▶ [Data]
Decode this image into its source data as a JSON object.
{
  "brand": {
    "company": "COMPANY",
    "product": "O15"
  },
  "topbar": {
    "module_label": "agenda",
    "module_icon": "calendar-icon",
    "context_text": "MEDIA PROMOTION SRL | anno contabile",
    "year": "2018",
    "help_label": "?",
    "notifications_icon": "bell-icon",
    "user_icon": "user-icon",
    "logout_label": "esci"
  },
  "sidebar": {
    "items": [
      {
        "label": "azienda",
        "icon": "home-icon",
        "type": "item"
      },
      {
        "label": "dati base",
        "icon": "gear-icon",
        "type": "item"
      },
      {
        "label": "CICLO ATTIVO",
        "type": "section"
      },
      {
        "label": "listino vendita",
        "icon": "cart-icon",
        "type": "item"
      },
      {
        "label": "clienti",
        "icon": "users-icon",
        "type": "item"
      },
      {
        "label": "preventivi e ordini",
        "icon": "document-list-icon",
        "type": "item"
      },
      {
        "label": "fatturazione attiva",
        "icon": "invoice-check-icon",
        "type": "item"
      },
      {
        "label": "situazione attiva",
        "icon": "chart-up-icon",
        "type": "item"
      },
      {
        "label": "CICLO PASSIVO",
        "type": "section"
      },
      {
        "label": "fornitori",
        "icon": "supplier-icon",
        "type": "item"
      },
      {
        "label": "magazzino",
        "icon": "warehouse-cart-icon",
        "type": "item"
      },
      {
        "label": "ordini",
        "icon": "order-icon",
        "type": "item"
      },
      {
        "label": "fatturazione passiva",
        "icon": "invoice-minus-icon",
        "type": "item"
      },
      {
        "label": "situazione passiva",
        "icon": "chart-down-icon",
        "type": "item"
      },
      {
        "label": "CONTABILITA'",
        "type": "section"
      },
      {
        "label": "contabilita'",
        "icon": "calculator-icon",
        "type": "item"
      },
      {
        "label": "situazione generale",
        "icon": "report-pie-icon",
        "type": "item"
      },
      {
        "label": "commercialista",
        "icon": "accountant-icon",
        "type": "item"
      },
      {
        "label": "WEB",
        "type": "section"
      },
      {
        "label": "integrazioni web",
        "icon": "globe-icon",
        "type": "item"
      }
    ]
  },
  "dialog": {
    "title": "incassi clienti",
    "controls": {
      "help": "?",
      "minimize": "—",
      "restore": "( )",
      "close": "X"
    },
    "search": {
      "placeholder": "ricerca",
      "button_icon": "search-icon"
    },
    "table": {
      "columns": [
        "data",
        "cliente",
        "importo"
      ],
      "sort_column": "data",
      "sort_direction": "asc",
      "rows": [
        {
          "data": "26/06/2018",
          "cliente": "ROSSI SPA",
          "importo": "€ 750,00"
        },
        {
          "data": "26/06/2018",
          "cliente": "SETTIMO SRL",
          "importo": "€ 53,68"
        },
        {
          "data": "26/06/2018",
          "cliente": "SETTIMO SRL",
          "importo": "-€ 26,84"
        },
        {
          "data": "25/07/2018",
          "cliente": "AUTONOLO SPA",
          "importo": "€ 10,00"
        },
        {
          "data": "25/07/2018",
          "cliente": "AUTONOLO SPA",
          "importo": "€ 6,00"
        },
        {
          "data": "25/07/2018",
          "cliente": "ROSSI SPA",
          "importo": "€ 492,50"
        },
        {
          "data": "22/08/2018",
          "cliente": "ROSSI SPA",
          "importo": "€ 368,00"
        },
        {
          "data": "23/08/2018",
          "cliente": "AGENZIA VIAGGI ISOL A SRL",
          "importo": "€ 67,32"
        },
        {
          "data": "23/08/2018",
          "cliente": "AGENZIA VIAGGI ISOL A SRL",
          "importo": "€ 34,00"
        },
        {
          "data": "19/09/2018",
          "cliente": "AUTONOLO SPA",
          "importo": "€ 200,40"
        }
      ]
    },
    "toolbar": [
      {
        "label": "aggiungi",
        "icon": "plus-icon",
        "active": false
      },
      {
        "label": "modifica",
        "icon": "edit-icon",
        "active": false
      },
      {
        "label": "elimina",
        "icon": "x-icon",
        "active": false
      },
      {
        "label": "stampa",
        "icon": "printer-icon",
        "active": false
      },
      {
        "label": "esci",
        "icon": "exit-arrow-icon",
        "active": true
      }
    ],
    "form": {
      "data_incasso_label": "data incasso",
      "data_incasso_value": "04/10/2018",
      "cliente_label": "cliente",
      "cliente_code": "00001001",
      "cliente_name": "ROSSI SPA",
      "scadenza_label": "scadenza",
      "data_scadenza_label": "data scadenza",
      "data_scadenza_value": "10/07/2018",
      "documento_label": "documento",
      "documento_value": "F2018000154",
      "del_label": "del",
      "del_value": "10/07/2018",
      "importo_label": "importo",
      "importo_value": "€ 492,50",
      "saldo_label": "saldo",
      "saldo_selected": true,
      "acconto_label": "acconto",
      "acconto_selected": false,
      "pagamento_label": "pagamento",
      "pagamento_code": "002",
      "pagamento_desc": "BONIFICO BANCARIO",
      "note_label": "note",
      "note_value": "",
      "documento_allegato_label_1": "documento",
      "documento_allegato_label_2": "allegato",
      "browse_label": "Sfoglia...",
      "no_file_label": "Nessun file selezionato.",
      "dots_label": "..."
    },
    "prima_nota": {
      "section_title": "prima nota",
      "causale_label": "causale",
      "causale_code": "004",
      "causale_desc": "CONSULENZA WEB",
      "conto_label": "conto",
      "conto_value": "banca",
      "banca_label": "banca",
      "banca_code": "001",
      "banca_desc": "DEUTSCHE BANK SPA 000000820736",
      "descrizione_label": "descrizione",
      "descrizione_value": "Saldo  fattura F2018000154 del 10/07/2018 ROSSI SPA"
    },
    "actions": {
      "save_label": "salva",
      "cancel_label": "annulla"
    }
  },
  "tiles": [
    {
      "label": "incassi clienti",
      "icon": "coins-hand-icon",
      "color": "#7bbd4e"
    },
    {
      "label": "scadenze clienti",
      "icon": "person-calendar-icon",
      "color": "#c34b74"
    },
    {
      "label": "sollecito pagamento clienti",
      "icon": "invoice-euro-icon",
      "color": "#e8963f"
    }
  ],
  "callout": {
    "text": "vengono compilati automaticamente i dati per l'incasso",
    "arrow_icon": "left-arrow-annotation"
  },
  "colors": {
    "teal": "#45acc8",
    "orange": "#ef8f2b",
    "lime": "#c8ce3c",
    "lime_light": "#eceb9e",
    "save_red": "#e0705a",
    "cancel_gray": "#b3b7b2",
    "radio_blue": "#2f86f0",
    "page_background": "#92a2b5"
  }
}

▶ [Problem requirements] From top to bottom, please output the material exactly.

▶ [Answer section]
Decode this image into its source data as a JSON object.
{
  "brand": {
    "company": "COMPANY",
    "product": "O15"
  },
  "topbar": {
    "module_label": "agenda",
    "module_icon": "calendar-icon",
    "context_text": "MEDIA PROMOTION SRL | anno contabile",
    "year": "2018",
    "help_label": "?",
    "notifications_icon": "bell-icon",
    "user_icon": "user-icon",
    "logout_label": "esci"
  },
  "sidebar": {
    "items": [
      {
        "label": "azienda",
        "icon": "home-icon",
        "type": "item"
      },
      {
        "label": "dati base",
        "icon": "gear-icon",
        "type": "item"
      },
      {
        "label": "CICLO ATTIVO",
        "type": "section"
      },
      {
        "label": "listino vendita",
        "icon": "cart-icon",
        "type": "item"
      },
      {
        "label": "clienti",
        "icon": "users-icon",
        "type": "item"
      },
      {
        "label": "preventivi e ordini",
        "icon": "document-list-icon",
        "type": "item"
      },
      {
        "label": "fatturazione attiva",
        "icon": "invoice-check-icon",
        "type": "item"
      },
      {
        "label": "situazione attiva",
        "icon": "chart-up-icon",
        "type": "item"
      },
      {
        "label": "CICLO PASSIVO",
        "type": "section"
      },
      {
        "label": "fornitori",
        "icon": "supplier-icon",
        "type": "item"
      },
      {
        "label": "magazzino",
        "icon": "warehouse-cart-icon",
        "type": "item"
      },
      {
        "label": "ordini",
        "icon": "order-icon",
        "type": "item"
      },
      {
        "label": "fatturazione passiva",
        "icon": "invoice-minus-icon",
        "type": "item"
      },
      {
        "label": "situazione passiva",
        "icon": "chart-down-icon",
        "type": "item"
      },
      {
        "label": "CONTABILITA'",
        "type": "section"
      },
      {
        "label": "contabilita'",
        "icon": "calculator-icon",
        "type": "item"
      },
      {
        "label": "situazione generale",
        "icon": "report-pie-icon",
        "type": "item"
      },
      {
        "label": "commercialista",
        "icon": "accountant-icon",
        "type": "item"
      },
      {
        "label": "WEB",
        "type": "section"
      },
      {
        "label": "integrazioni web",
        "icon": "globe-icon",
        "type": "item"
      }
    ]
  },
  "dialog": {
    "title": "incassi clienti",
    "controls": {
      "help": "?",
      "minimize": "—",
      "restore": "( )",
      "close": "X"
    },
    "search": {
      "placeholder": "ricerca",
      "button_icon": "search-icon"
    },
    "table": {
      "columns": [
        "data",
        "cliente",
        "importo"
      ],
      "sort_column": "data",
      "sort_direction": "asc",
      "rows": [
        {
          "data": "26/06/2018",
          "cliente": "ROSSI SPA",
          "importo": "€ 750,00"
        },
        {
          "data": "26/06/2018",
          "cliente": "SETTIMO SRL",
          "importo": "€ 53,68"
        },
        {
          "data": "26/06/2018",
          "cliente": "SETTIMO SRL",
          "importo": "-€ 26,84"
        },
        {
          "data": "25/07/2018",
          "cliente": "AUTONOLO SPA",
          "importo": "€ 10,00"
        },
        {
          "data": "25/07/2018",
          "cliente": "AUTONOLO SPA",
          "importo": "€ 6,00"
        },
        {
          "data": "25/07/2018",
          "cliente": "ROSSI SPA",
          "importo": "€ 492,50"
        },
        {
          "data": "22/08/2018",
          "cliente": "ROSSI SPA",
          "importo": "€ 368,00"
        },
        {
          "data": "23/08/2018",
          "cliente": "AGENZIA VIAGGI ISOL A SRL",
          "importo": "€ 67,32"
        },
        {
          "data": "23/08/2018",
          "cliente": "AGENZIA VIAGGI ISOL A SRL",
          "importo": "€ 34,00"
        },
        {
          "data": "19/09/2018",
          "cliente": "AUTONOLO SPA",
          "importo": "€ 200,40"
        }
      ]
    },
    "toolbar": [
      {
        "label": "aggiungi",
        "icon": "plus-icon",
        "active": false
      },
      {
        "label": "modifica",
        "icon": "edit-icon",
        "active": false
      },
      {
        "label": "elimina",
        "icon": "x-icon",
        "active": false
      },
      {
        "label": "stampa",
        "icon": "printer-icon",
        "active": false
      },
      {
        "label": "esci",
        "icon": "exit-arrow-icon",
        "active": true
      }
    ],
    "form": {
      "data_incasso_label": "data incasso",
      "data_incasso_value": "04/10/2018",
      "cliente_label": "cliente",
      "cliente_code": "00001001",
      "cliente_name": "ROSSI SPA",
      "scadenza_label": "scadenza",
      "data_scadenza_label": "data scadenza",
      "data_scadenza_value": "10/07/2018",
      "documento_label": "documento",
      "documento_value": "F2018000154",
      "del_label": "del",
      "del_value": "10/07/2018",
      "importo_label": "importo",
      "importo_value": "€ 492,50",
      "saldo_label": "saldo",
      "saldo_selected": true,
      "acconto_label": "acconto",
      "acconto_selected": false,
      "pagamento_label": "pagamento",
      "pagamento_code": "002",
      "pagamento_desc": "BONIFICO BANCARIO",
      "note_label": "note",
      "note_value": "",
      "documento_allegato_label_1": "documento",
      "documento_allegato_label_2": "allegato",
      "browse_label": "Sfoglia...",
      "no_file_label": "Nessun file selezionato.",
      "dots_label": "..."
    },
    "prima_nota": {
      "section_title": "prima nota",
      "causale_label": "causale",
      "causale_code": "004",
      "causale_desc": "CONSULENZA WEB",
      "conto_label": "conto",
      "conto_value": "banca",
      "banca_label": "banca",
      "banca_code": "001",
      "banca_desc": "DEUTSCHE BANK SPA 000000820736",
      "descrizione_label": "descrizione",
      "descrizione_value": "Saldo  fattura F2018000154 del 10/07/2018 ROSSI SPA"
    },
    "actions": {
      "save_label": "salva",
      "cancel_label": "annulla"
    }
  },
  "tiles": [
    {
      "label": "incassi clienti",
      "icon": "coins-hand-icon",
      "color": "#7bbd4e"
    },
    {
      "label": "scadenze clienti",
      "icon": "person-calendar-icon",
      "color": "#c34b74"
    },
    {
      "label": "sollecito pagamento clienti",
      "icon": "invoice-euro-icon",
      "color": "#e8963f"
    }
  ],
  "callout": {
    "text": "vengono compilati automaticamente i dati per l'incasso",
    "arrow_icon": "left-arrow-annotation"
  },
  "colors": {
    "teal": "#45acc8",
    "orange": "#ef8f2b",
    "lime": "#c8ce3c",
    "lime_light": "#eceb9e",
    "save_red": "#e0705a",
    "cancel_gray": "#b3b7b2",
    "radio_blue": "#2f86f0",
    "page_background": "#92a2b5"
  }
}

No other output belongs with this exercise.